  • Flowerplough Liability - Autonomous vehicles must be programmed to make life-ending decisions, and who wants to risk that? Hit the moose or dive into the steep grassy ditch? Ram the sudden pile up that is occurring mere feet in front of the bumper or scan the oncoming lane and swing left? Ram the rogue machine that suddenly swung into my lane, head on, or hop up onto the sidewalk and maybe bump a pedestrian? With no driver involved, Ford/Volkswagen or GM or whomever will bear full responsibility and, in America, be ambulance-chaser sued into bankruptcy and extinction in well under a decade. Or maybe the yuge corporations will get special, good-faith, immunity laws, nation-wide? Yeah, that's the ticket.

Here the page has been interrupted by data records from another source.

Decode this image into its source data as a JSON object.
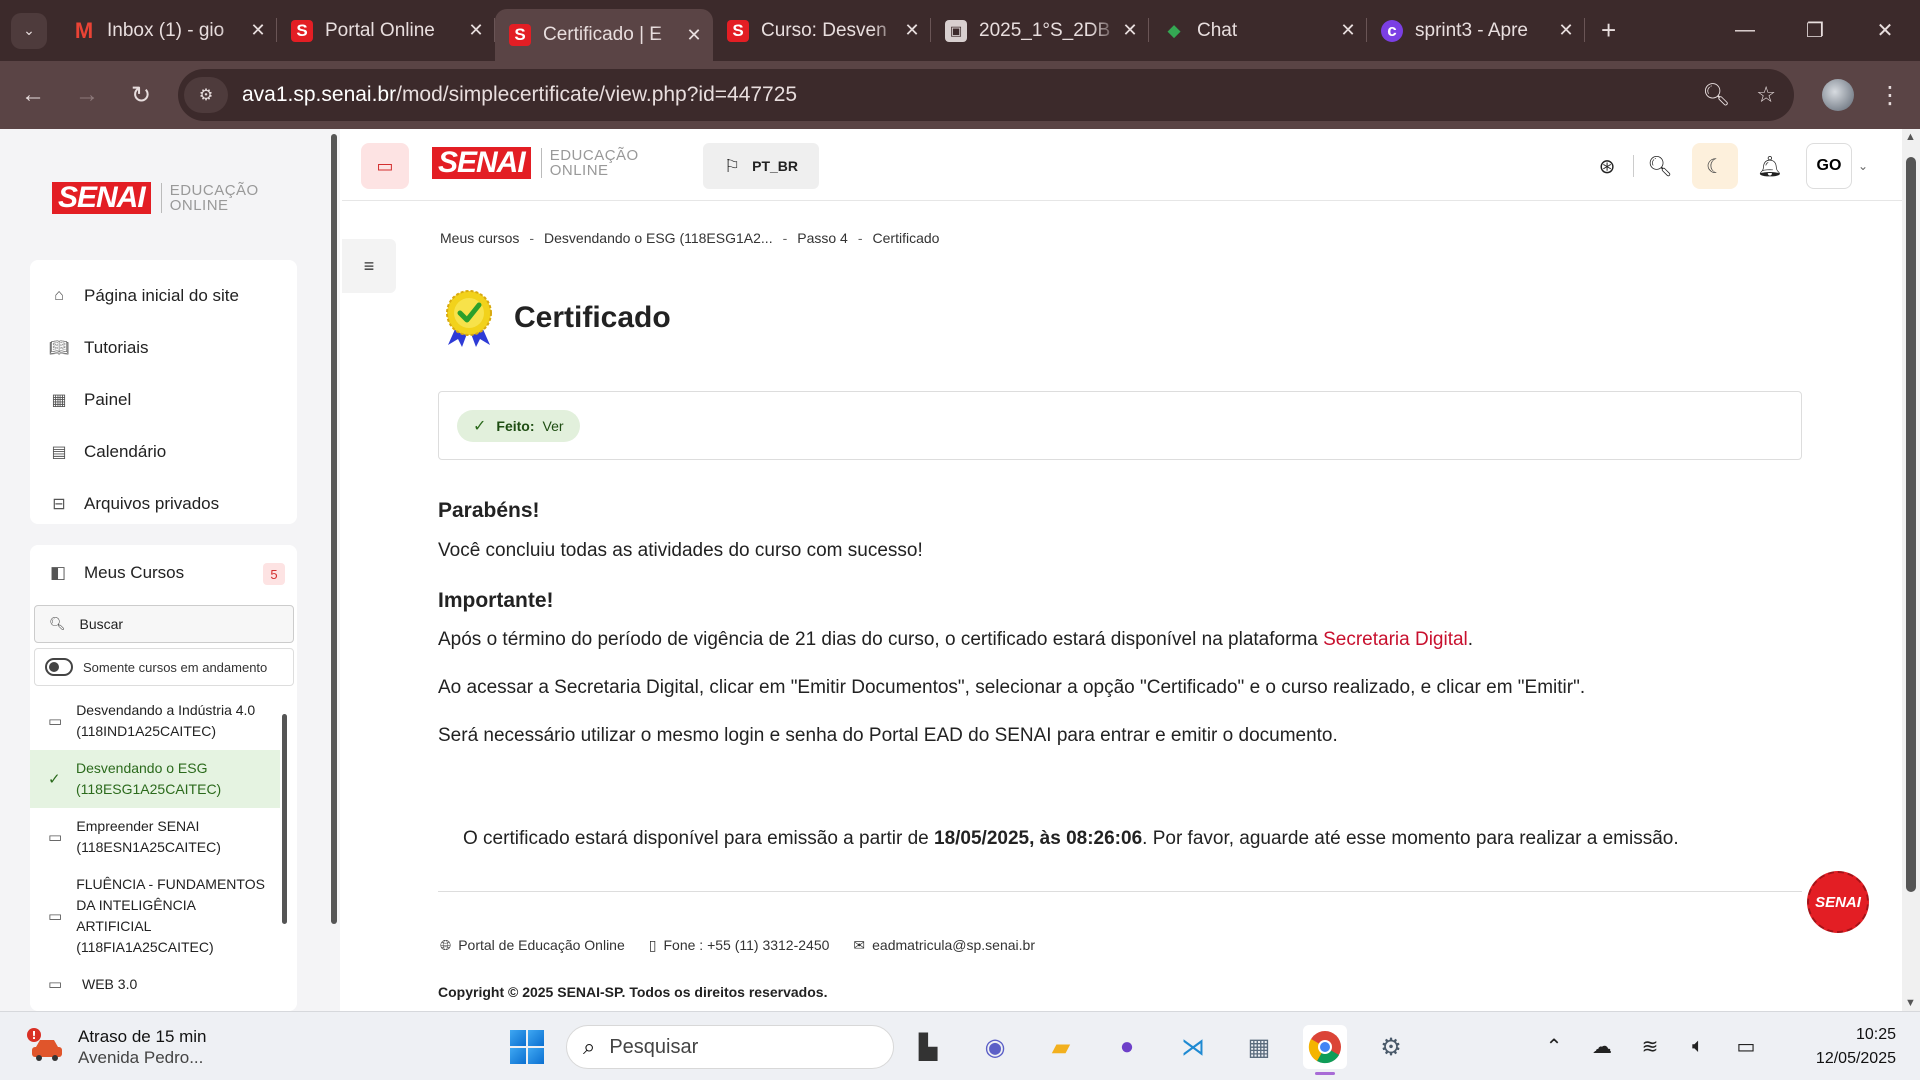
{
  "browser": {
    "tabs": [
      {
        "title": "Inbox (1) - gio",
        "favicon": "gmail-icon",
        "active": false
      },
      {
        "title": "Portal Online",
        "favicon": "senai-icon",
        "active": false
      },
      {
        "title": "Certificado | E",
        "favicon": "senai-icon",
        "active": true
      },
      {
        "title": "Curso: Desven",
        "favicon": "senai-icon",
        "active": false
      },
      {
        "title": "2025_1°S_2DB",
        "favicon": "classroom-icon",
        "active": false
      },
      {
        "title": "Chat",
        "favicon": "chat-icon",
        "active": false
      },
      {
        "title": "sprint3 - Apre",
        "favicon": "canva-icon",
        "active": false
      }
    ],
    "url_host": "ava1.sp.senai.br",
    "url_path": "/mod/simplecertificate/view.php?id=447725"
  },
  "brand": {
    "logo_text": "SENAI",
    "logo_sub_1": "EDUCAÇÃO",
    "logo_sub_2": "ONLINE",
    "red": "#e31e24"
  },
  "sidebar": {
    "nav": [
      {
        "label": "Página inicial do site",
        "icon": "home-icon"
      },
      {
        "label": "Tutoriais",
        "icon": "book-icon"
      },
      {
        "label": "Painel",
        "icon": "dashboard-icon"
      },
      {
        "label": "Calendário",
        "icon": "calendar-icon"
      },
      {
        "label": "Arquivos privados",
        "icon": "archive-icon"
      }
    ],
    "my_courses_label": "Meus Cursos",
    "my_courses_count": "5",
    "search_placeholder": "Buscar",
    "toggle_label": "Somente cursos em andamento",
    "courses": [
      {
        "name": "Desvendando a Indústria 4.0 (118IND1A25CAITEC)",
        "selected": false
      },
      {
        "name": "Desvendando o ESG (118ESG1A25CAITEC)",
        "selected": true
      },
      {
        "name": "Empreender SENAI (118ESN1A25CAITEC)",
        "selected": false
      },
      {
        "name": "FLUÊNCIA - FUNDAMENTOS DA INTELIGÊNCIA ARTIFICIAL (118FIA1A25CAITEC)",
        "selected": false
      },
      {
        "name": "WEB 3.0",
        "selected": false
      }
    ]
  },
  "navbar": {
    "language": "PT_BR",
    "user_initials": "GO"
  },
  "breadcrumb": [
    "Meus cursos",
    "Desvendando o ESG (118ESG1A2...",
    "Passo 4",
    "Certificado"
  ],
  "page": {
    "title": "Certificado",
    "completion_label": "Feito:",
    "completion_value": "Ver",
    "congrats_heading": "Parabéns!",
    "congrats_text": "Você concluiu todas as atividades do curso com sucesso!",
    "important_heading": "Importante!",
    "important_p1_before": "Após o término do período de vigência de 21 dias do curso, o certificado estará disponível na plataforma ",
    "important_p1_link": "Secretaria Digital",
    "important_p1_after": ".",
    "important_p2": "Ao acessar a Secretaria Digital, clicar em \"Emitir Documentos\", selecionar a opção \"Certificado\" e o curso realizado, e clicar em \"Emitir\".",
    "important_p3": "Será necessário utilizar o mesmo login e senha do Portal EAD do SENAI para entrar e emitir o documento.",
    "notice_before": "O certificado estará disponível para emissão a partir de ",
    "notice_date": "18/05/2025, às 08:26:06",
    "notice_after": ". Por favor, aguarde até esse momento para realizar a emissão."
  },
  "footer": {
    "portal": "Portal de Educação Online",
    "phone": "Fone : +55 (11) 3312-2450",
    "email": "eadmatricula@sp.senai.br",
    "copyright": "Copyright © 2025 SENAI-SP. Todos os direitos reservados.",
    "fab_label": "SENAI"
  },
  "taskbar": {
    "weather_title": "Atraso de 15 min",
    "weather_sub": "Avenida Pedro...",
    "search_placeholder": "Pesquisar",
    "time": "10:25",
    "date": "12/05/2025"
  }
}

  • FreedMike It's not that consumers wouldn't want this tech in theory - I think they would. Honestly, the idea of a car that can take over the truly tedious driving stuff that drives me bonkers - like sitting in traffic - appeals to me. But there's no way I'd put my property and my life in the hands of tech that's clearly not ready for prime time, and neither would the majority of other drivers. If they want this tech to sell, they need to get it right.
  • TitaniumZ Of course they are starting to "sour" on the idea. That's what happens when cars start to drive better than people. Humanpilots mostly suck and make bad decisions.
  • Inside Looking Out Why not buy Bronco and call it Defender? Who will notice?
Next